### ASSIGNMENT
Go through the records and count the lines where the string "generieren" occurs. Reply with the number only.

▶

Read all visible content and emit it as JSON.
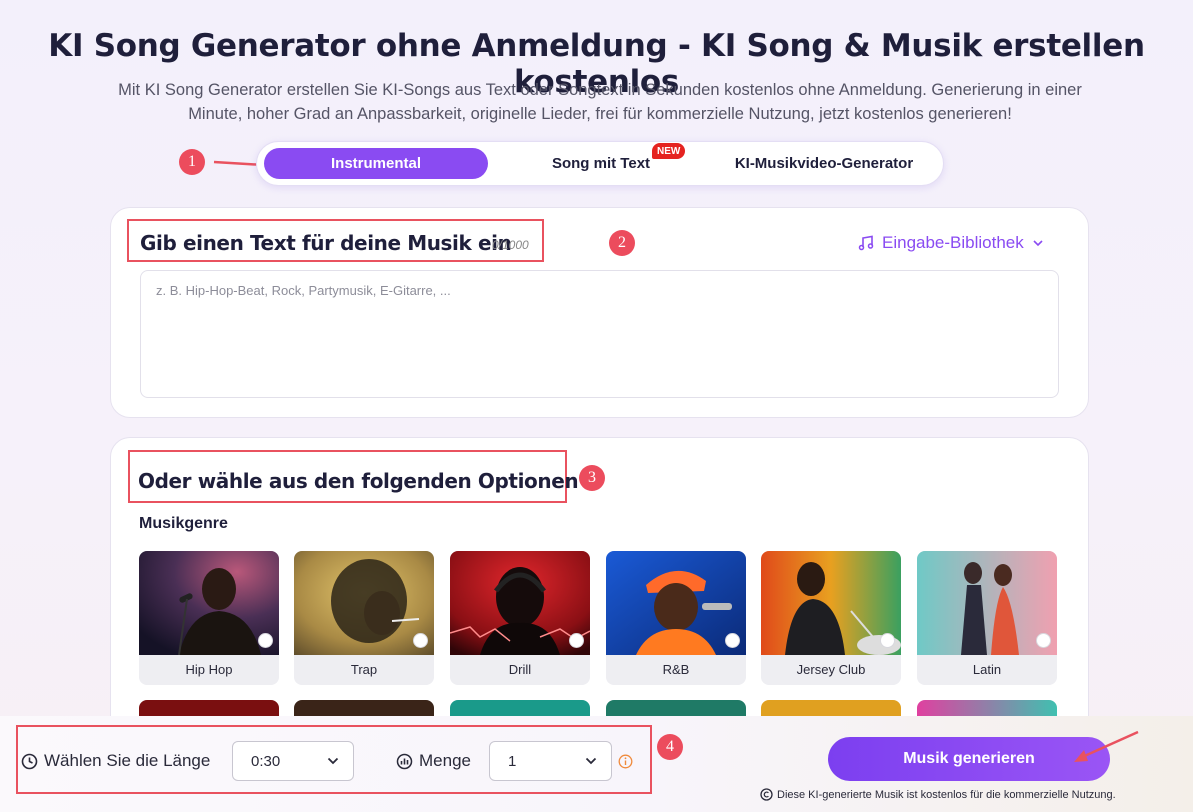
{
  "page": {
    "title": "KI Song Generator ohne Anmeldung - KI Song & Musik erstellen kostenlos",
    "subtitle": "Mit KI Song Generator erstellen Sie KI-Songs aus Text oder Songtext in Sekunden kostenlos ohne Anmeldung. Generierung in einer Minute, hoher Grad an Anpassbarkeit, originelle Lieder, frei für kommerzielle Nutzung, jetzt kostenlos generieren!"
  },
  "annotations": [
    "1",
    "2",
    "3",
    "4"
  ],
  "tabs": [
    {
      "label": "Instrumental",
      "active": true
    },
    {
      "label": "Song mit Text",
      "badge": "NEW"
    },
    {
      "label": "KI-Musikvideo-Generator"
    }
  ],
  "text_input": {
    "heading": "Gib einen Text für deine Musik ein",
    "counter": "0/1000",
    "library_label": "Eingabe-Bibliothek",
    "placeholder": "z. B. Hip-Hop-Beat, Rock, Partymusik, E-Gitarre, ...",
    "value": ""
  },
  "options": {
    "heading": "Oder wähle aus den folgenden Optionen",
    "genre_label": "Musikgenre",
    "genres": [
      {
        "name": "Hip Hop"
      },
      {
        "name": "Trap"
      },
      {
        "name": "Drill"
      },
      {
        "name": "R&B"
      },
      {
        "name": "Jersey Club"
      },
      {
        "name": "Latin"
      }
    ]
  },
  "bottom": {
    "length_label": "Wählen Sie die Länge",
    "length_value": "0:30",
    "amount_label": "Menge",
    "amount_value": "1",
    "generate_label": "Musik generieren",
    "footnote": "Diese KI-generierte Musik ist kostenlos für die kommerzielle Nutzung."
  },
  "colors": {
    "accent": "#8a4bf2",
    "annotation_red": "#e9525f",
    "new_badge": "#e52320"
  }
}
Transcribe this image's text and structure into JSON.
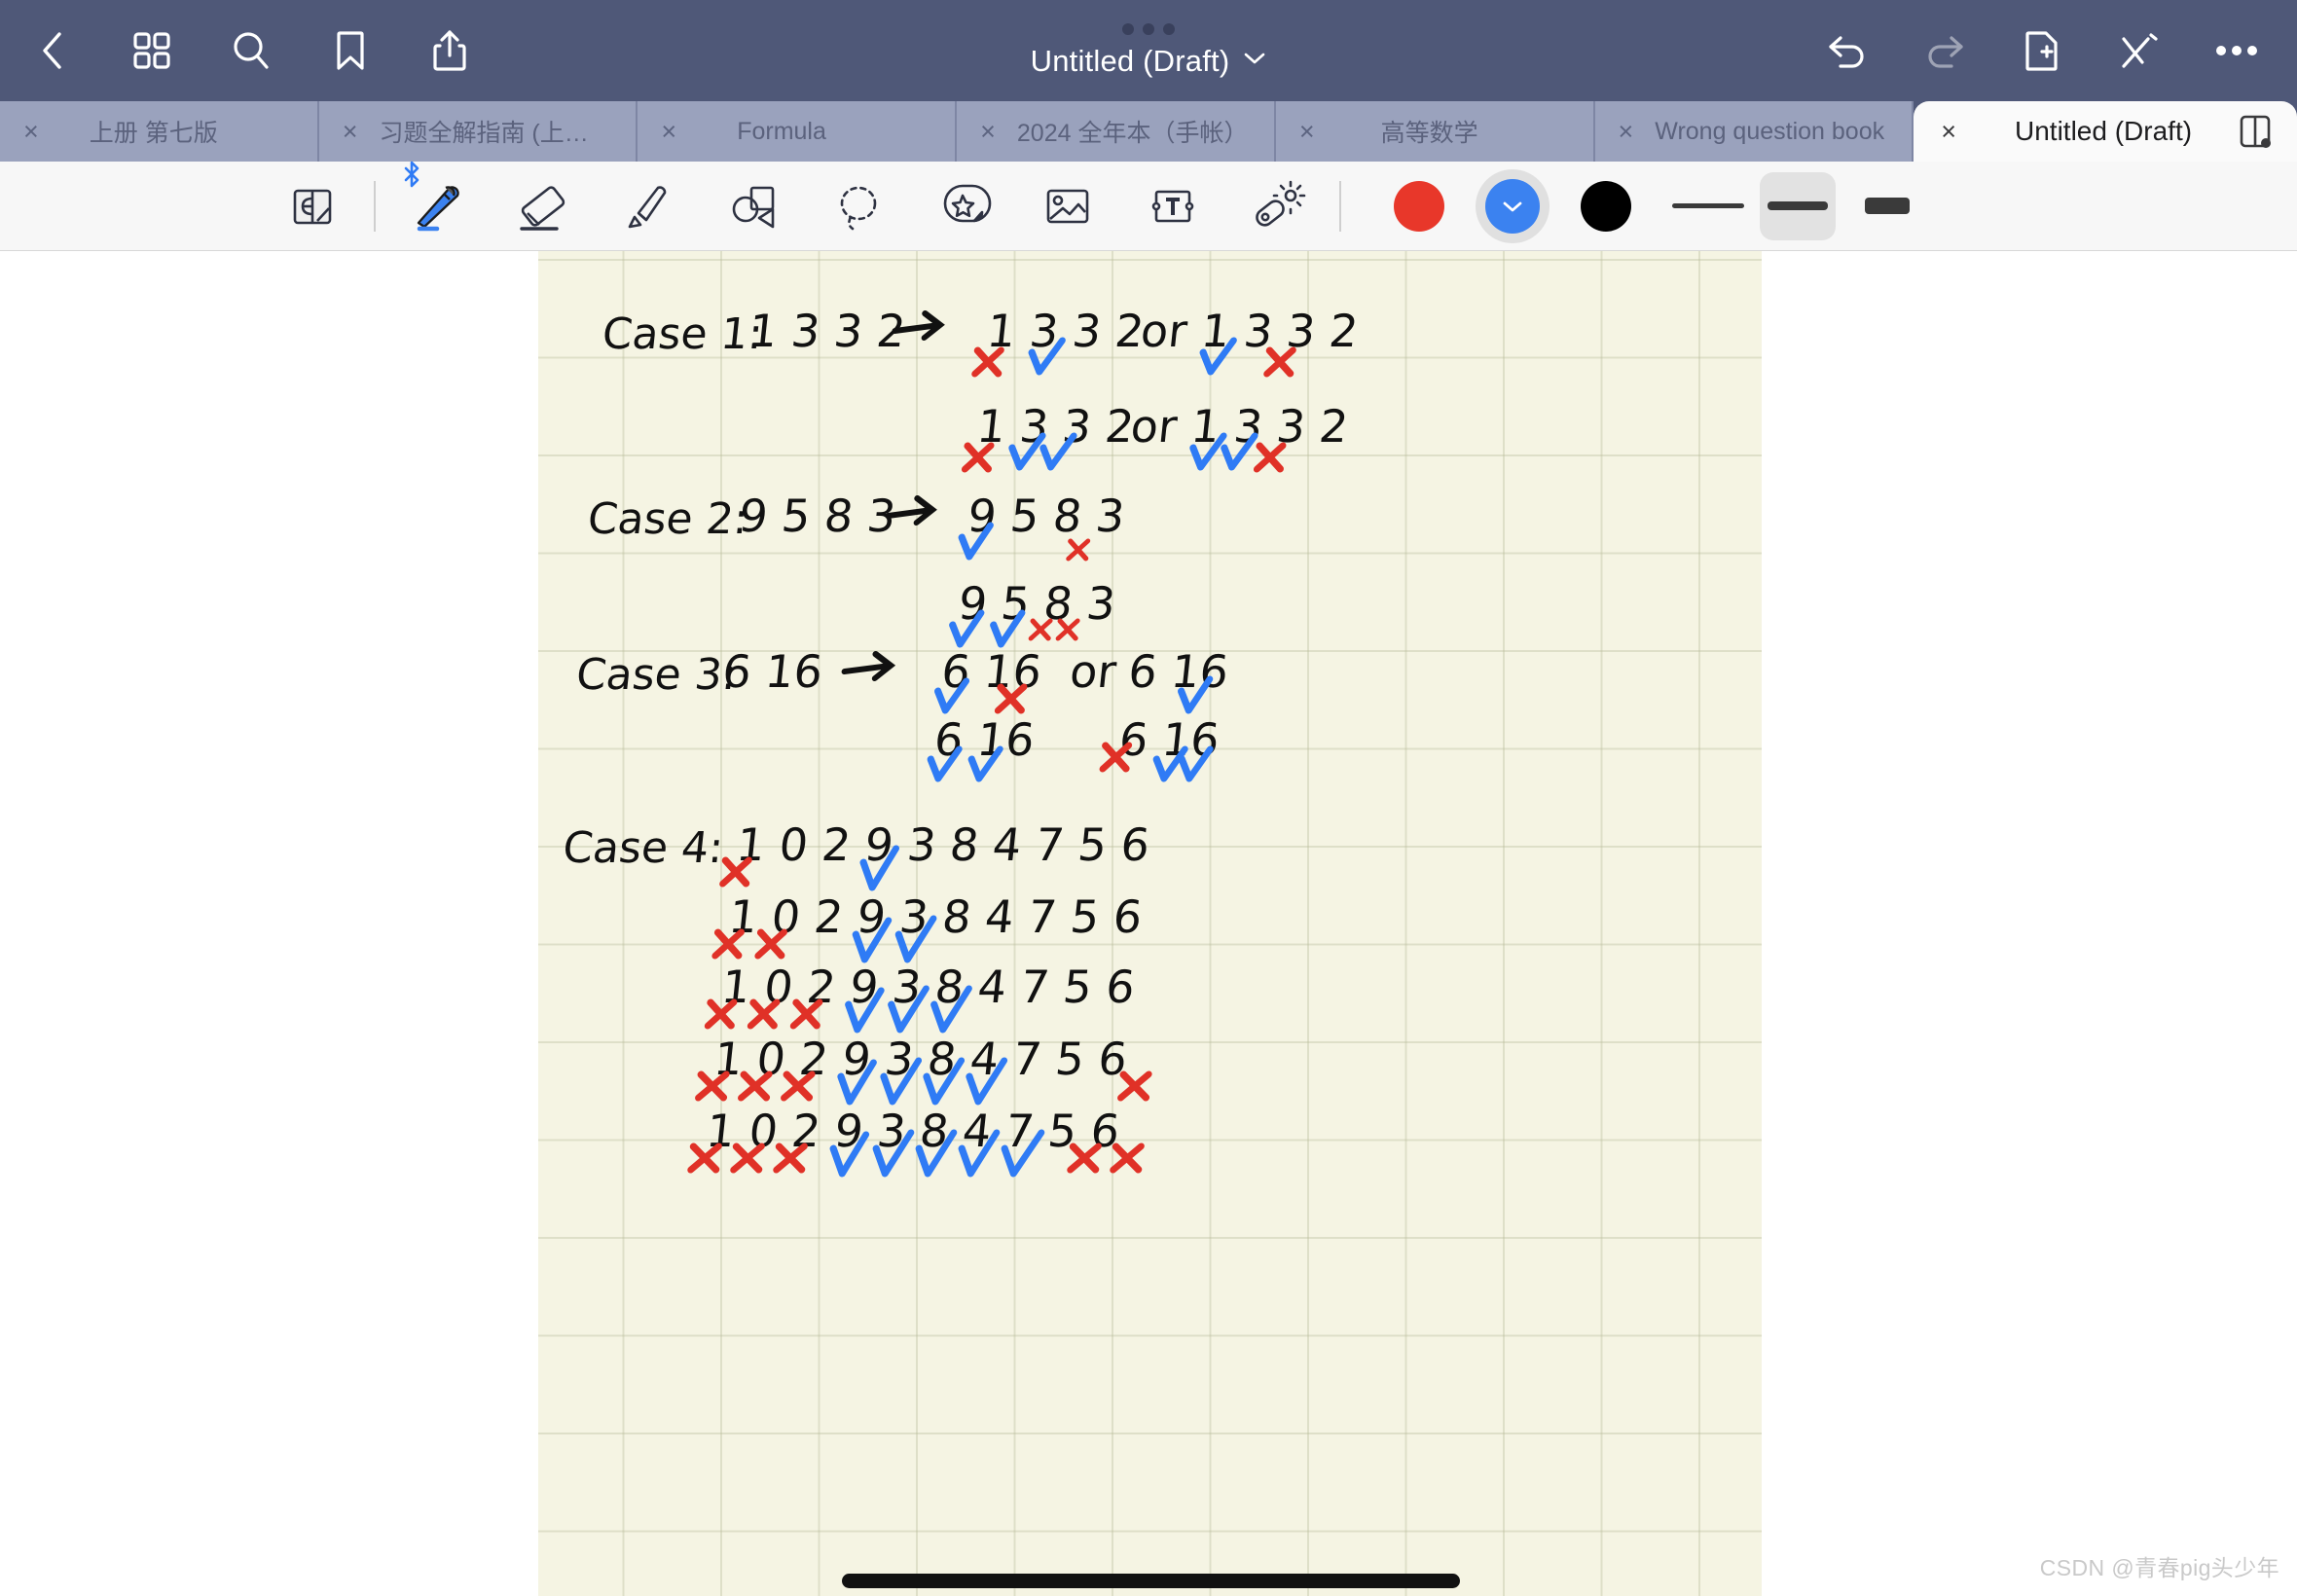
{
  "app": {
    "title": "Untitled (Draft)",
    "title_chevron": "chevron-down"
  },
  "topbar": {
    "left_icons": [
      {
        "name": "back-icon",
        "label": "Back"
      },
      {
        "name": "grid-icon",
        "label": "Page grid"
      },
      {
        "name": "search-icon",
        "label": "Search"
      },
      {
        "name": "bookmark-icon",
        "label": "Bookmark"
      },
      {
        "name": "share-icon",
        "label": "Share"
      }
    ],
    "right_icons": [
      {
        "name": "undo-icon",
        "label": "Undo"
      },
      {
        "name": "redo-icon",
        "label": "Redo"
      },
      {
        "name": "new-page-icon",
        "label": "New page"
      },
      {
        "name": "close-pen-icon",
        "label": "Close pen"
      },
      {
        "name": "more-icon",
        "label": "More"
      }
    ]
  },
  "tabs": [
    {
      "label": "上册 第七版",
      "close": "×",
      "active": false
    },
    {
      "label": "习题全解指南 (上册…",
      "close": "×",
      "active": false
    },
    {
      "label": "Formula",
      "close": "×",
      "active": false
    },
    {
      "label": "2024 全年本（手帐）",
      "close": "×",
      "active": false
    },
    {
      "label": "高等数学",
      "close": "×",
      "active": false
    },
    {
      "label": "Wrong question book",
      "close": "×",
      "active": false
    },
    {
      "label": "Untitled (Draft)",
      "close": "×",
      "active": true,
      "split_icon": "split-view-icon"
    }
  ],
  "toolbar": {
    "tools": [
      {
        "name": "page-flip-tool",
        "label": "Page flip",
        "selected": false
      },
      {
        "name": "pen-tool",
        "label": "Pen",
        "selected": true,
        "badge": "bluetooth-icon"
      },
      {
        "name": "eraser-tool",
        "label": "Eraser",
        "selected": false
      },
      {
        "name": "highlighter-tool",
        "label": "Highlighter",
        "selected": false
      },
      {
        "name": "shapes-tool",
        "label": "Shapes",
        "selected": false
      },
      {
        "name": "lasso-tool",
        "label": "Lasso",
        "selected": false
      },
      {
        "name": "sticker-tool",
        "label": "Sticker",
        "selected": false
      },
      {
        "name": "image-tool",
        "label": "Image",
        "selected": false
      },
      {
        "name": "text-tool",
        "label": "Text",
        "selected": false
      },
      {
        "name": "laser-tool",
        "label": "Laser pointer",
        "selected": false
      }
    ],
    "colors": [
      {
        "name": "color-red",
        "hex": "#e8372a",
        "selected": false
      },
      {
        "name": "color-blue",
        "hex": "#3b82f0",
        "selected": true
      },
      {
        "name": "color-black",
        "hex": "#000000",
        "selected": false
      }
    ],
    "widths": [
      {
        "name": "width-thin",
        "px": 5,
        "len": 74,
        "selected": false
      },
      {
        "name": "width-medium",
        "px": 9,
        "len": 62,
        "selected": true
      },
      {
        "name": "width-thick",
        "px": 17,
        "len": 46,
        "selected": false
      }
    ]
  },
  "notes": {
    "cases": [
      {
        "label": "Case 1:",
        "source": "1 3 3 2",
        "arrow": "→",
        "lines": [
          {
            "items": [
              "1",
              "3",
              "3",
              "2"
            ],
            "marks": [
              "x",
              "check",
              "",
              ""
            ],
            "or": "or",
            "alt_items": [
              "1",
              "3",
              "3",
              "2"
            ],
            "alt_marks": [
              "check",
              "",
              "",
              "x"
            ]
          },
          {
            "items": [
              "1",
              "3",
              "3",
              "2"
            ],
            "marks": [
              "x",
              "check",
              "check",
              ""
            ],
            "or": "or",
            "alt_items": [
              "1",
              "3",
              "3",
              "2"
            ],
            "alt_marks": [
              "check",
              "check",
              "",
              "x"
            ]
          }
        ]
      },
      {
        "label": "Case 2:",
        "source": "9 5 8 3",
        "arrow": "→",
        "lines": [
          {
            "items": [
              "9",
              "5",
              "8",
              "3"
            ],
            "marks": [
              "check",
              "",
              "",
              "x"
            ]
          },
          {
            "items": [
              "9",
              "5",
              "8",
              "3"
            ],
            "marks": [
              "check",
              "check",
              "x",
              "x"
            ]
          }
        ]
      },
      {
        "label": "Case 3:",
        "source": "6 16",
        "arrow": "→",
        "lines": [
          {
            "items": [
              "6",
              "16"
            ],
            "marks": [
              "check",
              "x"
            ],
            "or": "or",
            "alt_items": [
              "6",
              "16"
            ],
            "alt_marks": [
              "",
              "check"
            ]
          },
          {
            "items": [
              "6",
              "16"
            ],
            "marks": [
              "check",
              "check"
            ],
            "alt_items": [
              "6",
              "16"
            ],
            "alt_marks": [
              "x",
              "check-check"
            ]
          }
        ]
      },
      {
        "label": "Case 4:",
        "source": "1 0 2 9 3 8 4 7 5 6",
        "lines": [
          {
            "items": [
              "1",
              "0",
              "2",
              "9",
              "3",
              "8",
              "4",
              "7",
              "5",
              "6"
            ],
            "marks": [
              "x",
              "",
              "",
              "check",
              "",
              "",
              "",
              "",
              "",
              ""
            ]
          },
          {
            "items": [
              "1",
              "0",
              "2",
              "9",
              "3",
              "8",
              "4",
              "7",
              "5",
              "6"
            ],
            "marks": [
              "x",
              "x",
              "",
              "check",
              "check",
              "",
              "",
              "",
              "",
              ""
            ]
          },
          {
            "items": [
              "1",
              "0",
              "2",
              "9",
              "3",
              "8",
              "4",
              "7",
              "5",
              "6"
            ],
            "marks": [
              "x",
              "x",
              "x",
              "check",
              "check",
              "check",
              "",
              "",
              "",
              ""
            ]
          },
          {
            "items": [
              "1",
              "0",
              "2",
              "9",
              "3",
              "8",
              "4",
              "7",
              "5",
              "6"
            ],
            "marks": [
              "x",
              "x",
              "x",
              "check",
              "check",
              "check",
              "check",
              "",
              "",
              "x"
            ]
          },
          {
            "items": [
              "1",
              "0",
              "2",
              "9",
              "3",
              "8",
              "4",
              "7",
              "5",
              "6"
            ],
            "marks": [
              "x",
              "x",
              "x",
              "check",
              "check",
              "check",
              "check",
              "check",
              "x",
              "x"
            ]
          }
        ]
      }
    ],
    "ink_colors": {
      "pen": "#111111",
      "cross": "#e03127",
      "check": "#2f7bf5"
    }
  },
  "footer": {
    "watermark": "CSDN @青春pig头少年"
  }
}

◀

### RESULT OF THIS TASK
2